What you are asked to do — Could you return every line of the records below that contains the word "host"?

--- Input data ---

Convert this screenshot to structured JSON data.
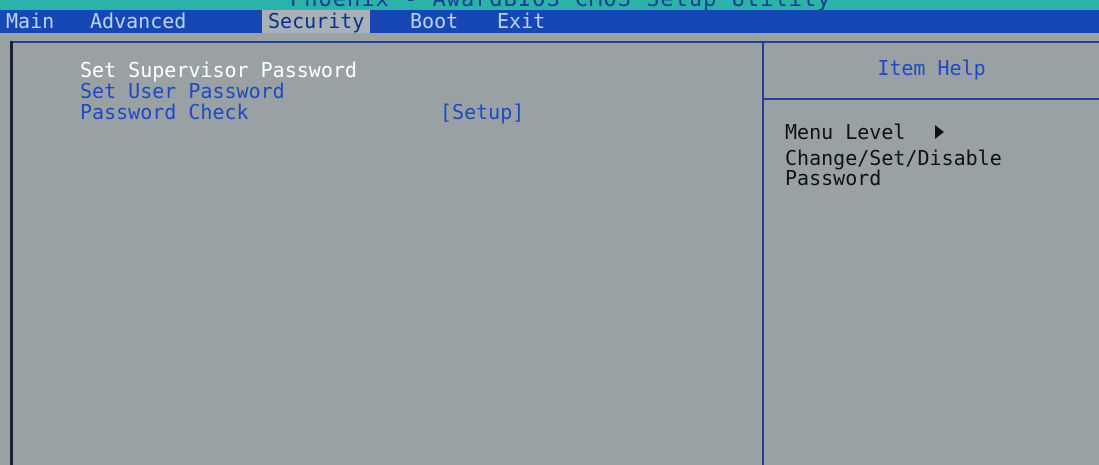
{
  "window": {
    "title": "Phoenix - AwardBIOS CMOS Setup Utility"
  },
  "menu": [
    {
      "label": "Main"
    },
    {
      "label": "Advanced"
    },
    {
      "label": "Security",
      "active": true
    },
    {
      "label": "Boot"
    },
    {
      "label": "Exit"
    }
  ],
  "settings": [
    {
      "label": "Set Supervisor Password",
      "value": "",
      "selected": true
    },
    {
      "label": "Set User Password",
      "value": ""
    },
    {
      "label": "Password Check",
      "value": "[Setup]"
    }
  ],
  "help": {
    "title": "Item Help",
    "menu_level_label": "Menu Level",
    "menu_level_icon": "triangle-right-icon",
    "description_line1": "Change/Set/Disable",
    "description_line2": "Password"
  },
  "colors": {
    "menubar_bg": "#1747b4",
    "title_strip": "#2bb3a9",
    "panel_bg": "#9aa1a4",
    "highlight_text": "#ffffff",
    "item_text": "#1d49c4"
  }
}
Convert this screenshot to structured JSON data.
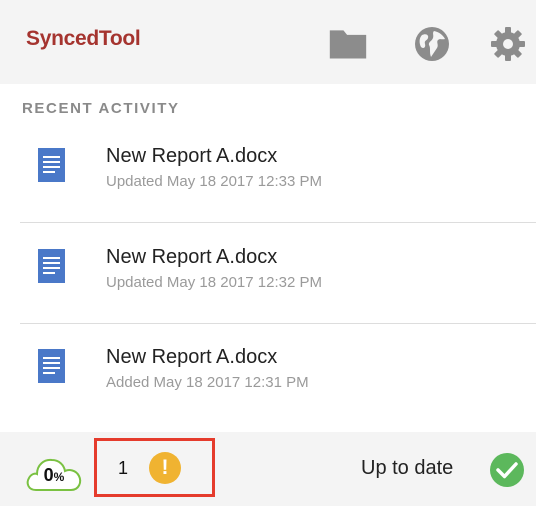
{
  "header": {
    "brand": "SyncedTool",
    "icons": [
      "folder-icon",
      "globe-icon",
      "gear-icon"
    ]
  },
  "activity": {
    "section_title": "RECENT ACTIVITY",
    "items": [
      {
        "icon": "document-icon",
        "name": "New Report A.docx",
        "meta": "Updated May 18 2017 12:33 PM"
      },
      {
        "icon": "document-icon",
        "name": "New Report A.docx",
        "meta": "Updated May 18 2017 12:32 PM"
      },
      {
        "icon": "document-icon",
        "name": "New Report A.docx",
        "meta": "Added May 18 2017 12:31 PM"
      }
    ]
  },
  "footer": {
    "sync_percent": "0",
    "sync_percent_unit": "%",
    "alert_count": "1",
    "warning_symbol": "!",
    "status": "Up to date"
  },
  "colors": {
    "brand": "#a5342f",
    "doc_icon": "#4a78c8",
    "warning": "#f0b331",
    "success": "#5cb85c",
    "highlight_border": "#e53b2c"
  }
}
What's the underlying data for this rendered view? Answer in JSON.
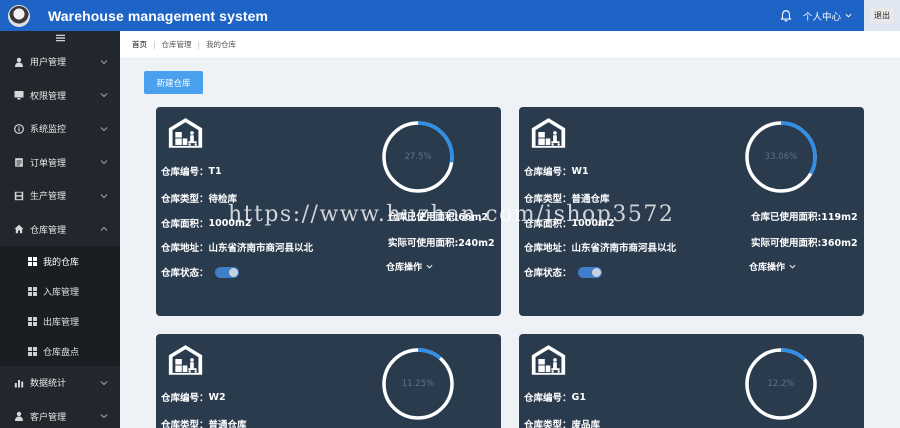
{
  "header": {
    "title": "Warehouse management system",
    "user_center": "个人中心",
    "logout": "退出"
  },
  "sidebar": {
    "items": [
      {
        "label": "用户管理",
        "icon": "user-icon"
      },
      {
        "label": "权限管理",
        "icon": "monitor-icon"
      },
      {
        "label": "系统监控",
        "icon": "info-icon"
      },
      {
        "label": "订单管理",
        "icon": "clipboard-icon"
      },
      {
        "label": "生产管理",
        "icon": "save-icon"
      },
      {
        "label": "仓库管理",
        "icon": "home-icon"
      },
      {
        "label": "数据统计",
        "icon": "bar-chart-icon"
      },
      {
        "label": "客户管理",
        "icon": "user-icon"
      }
    ],
    "sub_items": [
      {
        "label": "我的仓库",
        "active": true
      },
      {
        "label": "入库管理"
      },
      {
        "label": "出库管理"
      },
      {
        "label": "仓库盘点"
      }
    ]
  },
  "breadcrumb": [
    "首页",
    "仓库管理",
    "我的仓库"
  ],
  "main": {
    "new_button": "新建仓库",
    "cards": [
      {
        "code_label": "仓库编号：",
        "code": "T1",
        "type_label": "仓库类型：",
        "type": "待检库",
        "area_label": "仓库面积：",
        "area": "1000m2",
        "addr_label": "仓库地址：",
        "addr": "山东省济南市商河县以北",
        "status_label": "仓库状态：",
        "percent": "27.5%",
        "percent_value": 27.5,
        "used_area": "仓库已使用面积:66m2",
        "avail_area": "实际可使用面积:240m2",
        "ops": "仓库操作"
      },
      {
        "code_label": "仓库编号：",
        "code": "W1",
        "type_label": "仓库类型：",
        "type": "普通仓库",
        "area_label": "仓库面积：",
        "area": "1000m2",
        "addr_label": "仓库地址：",
        "addr": "山东省济南市商河县以北",
        "status_label": "仓库状态：",
        "percent": "33.06%",
        "percent_value": 33.06,
        "used_area": "仓库已使用面积:119m2",
        "avail_area": "实际可使用面积:360m2",
        "ops": "仓库操作"
      },
      {
        "code_label": "仓库编号：",
        "code": "W2",
        "type_label": "仓库类型：",
        "type": "普通仓库",
        "percent": "11.25%",
        "percent_value": 11.25
      },
      {
        "code_label": "仓库编号：",
        "code": "G1",
        "type_label": "仓库类型：",
        "type": "废品库",
        "percent": "12.2%",
        "percent_value": 12.2
      }
    ]
  },
  "watermark": "https://www.huzhan.com/ishop3572",
  "colors": {
    "header": "#1e63c6",
    "sidebar": "#22272d",
    "card": "#2a3b4e",
    "accent": "#2f8fe8",
    "button": "#4aa0ef"
  }
}
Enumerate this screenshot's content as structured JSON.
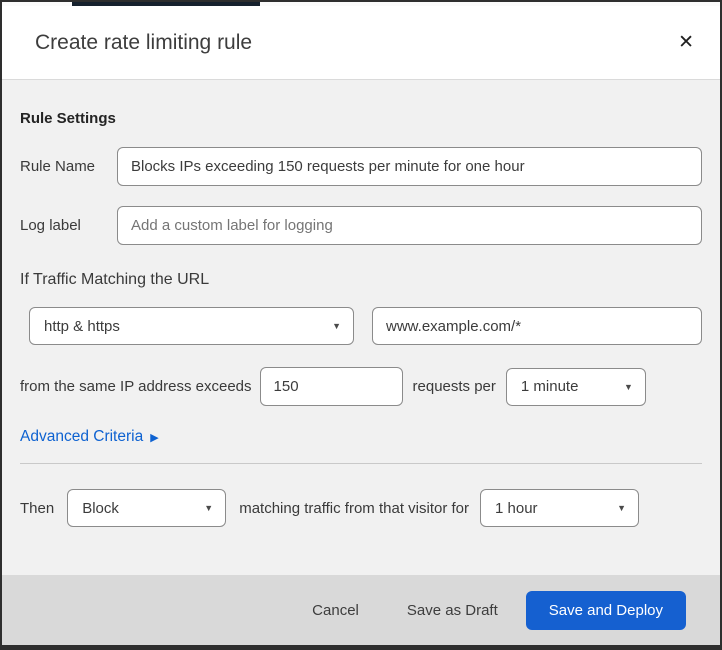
{
  "modal": {
    "title": "Create rate limiting rule"
  },
  "icons": {
    "close": "✕",
    "caret_down": "▼",
    "arrow_right": "▶"
  },
  "colors": {
    "primary_button_blue": "#1560d0",
    "link_blue": "#0e62d1",
    "body_gray": "#f1f1f1",
    "footer_gray": "#d9d9d9",
    "navy_strip": "#16212e"
  },
  "rule_settings": {
    "heading": "Rule Settings",
    "rule_name": {
      "label": "Rule Name",
      "value": "Blocks IPs exceeding 150 requests per minute for one hour"
    },
    "log_label": {
      "label": "Log label",
      "placeholder": "Add a custom label for logging"
    }
  },
  "criteria": {
    "heading": "If Traffic Matching the URL",
    "scheme_select_value": "http & https",
    "url_value": "www.example.com/*",
    "rate_prefix": "from the same IP address exceeds",
    "threshold_value": "150",
    "rate_middle": "requests per",
    "period_select_value": "1 minute",
    "advanced_link": "Advanced Criteria"
  },
  "action": {
    "then_label": "Then",
    "action_select_value": "Block",
    "duration_text": "matching traffic from that visitor for",
    "duration_select_value": "1 hour"
  },
  "footer": {
    "cancel_label": "Cancel",
    "save_draft_label": "Save as Draft",
    "save_deploy_label": "Save and Deploy"
  }
}
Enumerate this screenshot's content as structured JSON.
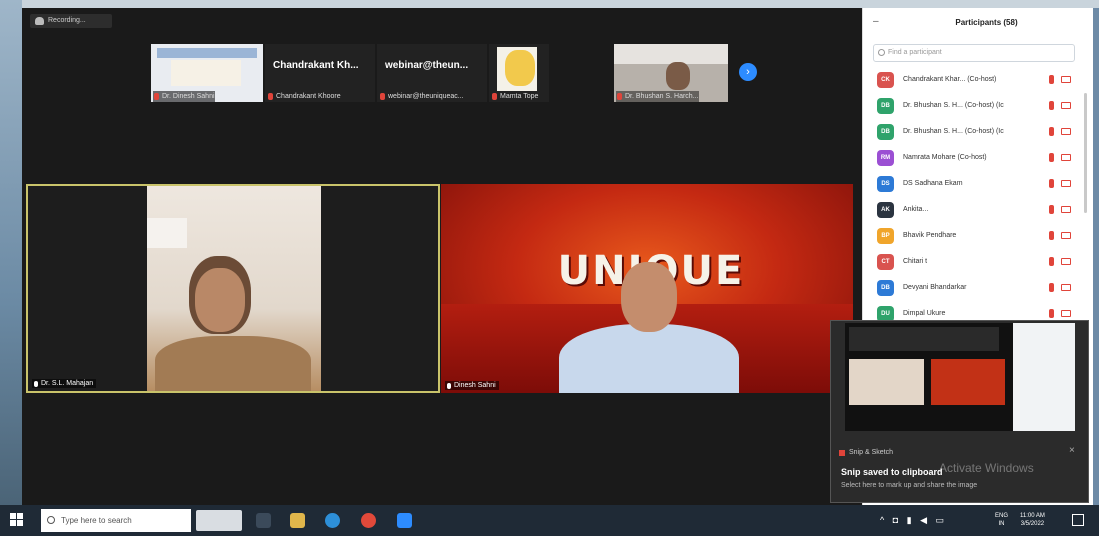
{
  "recording": {
    "label": "Recording..."
  },
  "thumbnails": [
    {
      "label": "Dr. Dinesh Sahni"
    },
    {
      "display_name": "Chandrakant Kh...",
      "label": "Chandrakant Khoore"
    },
    {
      "display_name": "webinar@theun...",
      "label": "webinar@theuniqueac..."
    },
    {
      "label": "Mamta Tope"
    },
    {
      "label": "Dr. Bhushan S. Harch..."
    }
  ],
  "main_tiles": {
    "left_label": "Dr. S.L. Mahajan",
    "right_label": "Dinesh Sahni",
    "logo_text": "UNIQUE"
  },
  "participants": {
    "title": "Participants (58)",
    "search_placeholder": "Find a participant",
    "items": [
      {
        "initials": "CK",
        "name": "Chandrakant Khar... (Co-host)",
        "color": "#d9534f"
      },
      {
        "initials": "DB",
        "name": "Dr. Bhushan S. H... (Co-host) (Ic",
        "color": "#2fa36b"
      },
      {
        "initials": "DB",
        "name": "Dr. Bhushan S. H... (Co-host) (Ic",
        "color": "#2fa36b"
      },
      {
        "initials": "RM",
        "name": "Namrata Mohare (Co-host)",
        "color": "#9b4fd3"
      },
      {
        "initials": "DS",
        "name": "DS Sadhana Ekam",
        "color": "#2d7ad6"
      },
      {
        "initials": "AK",
        "name": "Ankita...",
        "color": "#2b3440"
      },
      {
        "initials": "BP",
        "name": "Bhavik Pendhare",
        "color": "#f0a52b"
      },
      {
        "initials": "CT",
        "name": "Chitari t",
        "color": "#d9534f"
      },
      {
        "initials": "DB",
        "name": "Devyani Bhandarkar",
        "color": "#2d7ad6"
      },
      {
        "initials": "DU",
        "name": "Dimpal Ukure",
        "color": "#2fa36b"
      }
    ]
  },
  "snip": {
    "app": "Snip & Sketch",
    "title": "Snip saved to clipboard",
    "subtitle": "Select here to mark up and share the image",
    "watermark": "Activate Windows"
  },
  "taskbar": {
    "search_placeholder": "Type here to search",
    "lang": "ENG",
    "lang_sub": "IN",
    "time": "11:00 AM",
    "date": "3/5/2022"
  }
}
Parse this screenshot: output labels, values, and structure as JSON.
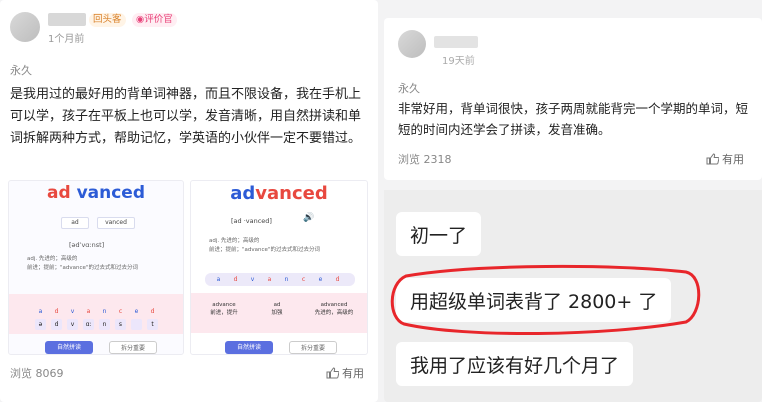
{
  "left_review": {
    "badge_returning": "回头客",
    "badge_reviewer": "评价官",
    "time": "1个月前",
    "spec": "永久",
    "text": "是我用过的最好用的背单词神器，而且不限设备，我在手机上可以学，孩子在平板上也可以学，发音清晰，用自然拼读和单词拆解两种方式，帮助记忆，学英语的小伙伴一定不要错过。",
    "views": "浏览 8069",
    "useful": "有用",
    "screenshot_a": {
      "word_part1": "ad",
      "word_part2": "vanced",
      "split1": "ad",
      "split2": "vanced",
      "phonetic": "[ədˈvɑːnst]",
      "pos": "adj.",
      "def1": "先进的；高级的",
      "def2": "前进；提前；\"advance\"的过去式和过去分词",
      "letters": [
        "a",
        "d",
        "v",
        "a",
        "n",
        "c",
        "e",
        "d"
      ],
      "phon_letters": [
        "ə",
        "d",
        "v",
        "ɑː",
        "n",
        "s",
        "",
        "t"
      ],
      "btn_primary": "自然拼读",
      "btn_secondary": "拆分重要"
    },
    "screenshot_b": {
      "word_part1": "ad",
      "word_part2": "vanced",
      "split_line": "[ad  ·vanced]",
      "pos": "adj.",
      "def1": "先进的；高级的",
      "def2": "前进；提前；\"advance\"的过去式和过去分词",
      "row_letters": [
        "a",
        "d",
        "v",
        "a",
        "n",
        "c",
        "e",
        "d"
      ],
      "block1_top": "advance",
      "block1_bottom": "前进，提升",
      "block2_top": "ad",
      "block2_bottom": "加强",
      "block3_top": "advanced",
      "block3_bottom": "先进的，高级的",
      "btn_primary": "自然拼读",
      "btn_secondary": "拆分重要"
    }
  },
  "right_review": {
    "time": "19天前",
    "spec": "永久",
    "text": "非常好用，背单词很快，孩子两周就能背完一个学期的单词，短短的时间内还学会了拼读，发音准确。",
    "views": "浏览 2318",
    "useful": "有用",
    "chat": {
      "msg1": "初一了",
      "msg2": "用超级单词表背了 2800+ 了",
      "msg3": "我用了应该有好几个月了"
    }
  },
  "colors": {
    "accent_orange": "#ff7a2f",
    "reviewer_pink": "#ff4d7a",
    "highlight_red": "#e8262b",
    "word_red": "#e8483f",
    "word_blue": "#2c5bd6"
  }
}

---

Answer section —
        "name": "Chandrakant Khar... (Co-host)",
        "name": "Dr. Bhushan S. H... (Co-host) (Ic",
        "name": "Dr. Bhushan S. H... (Co-host) (Ic",
        "name": "Namrata Mohare (Co-host)",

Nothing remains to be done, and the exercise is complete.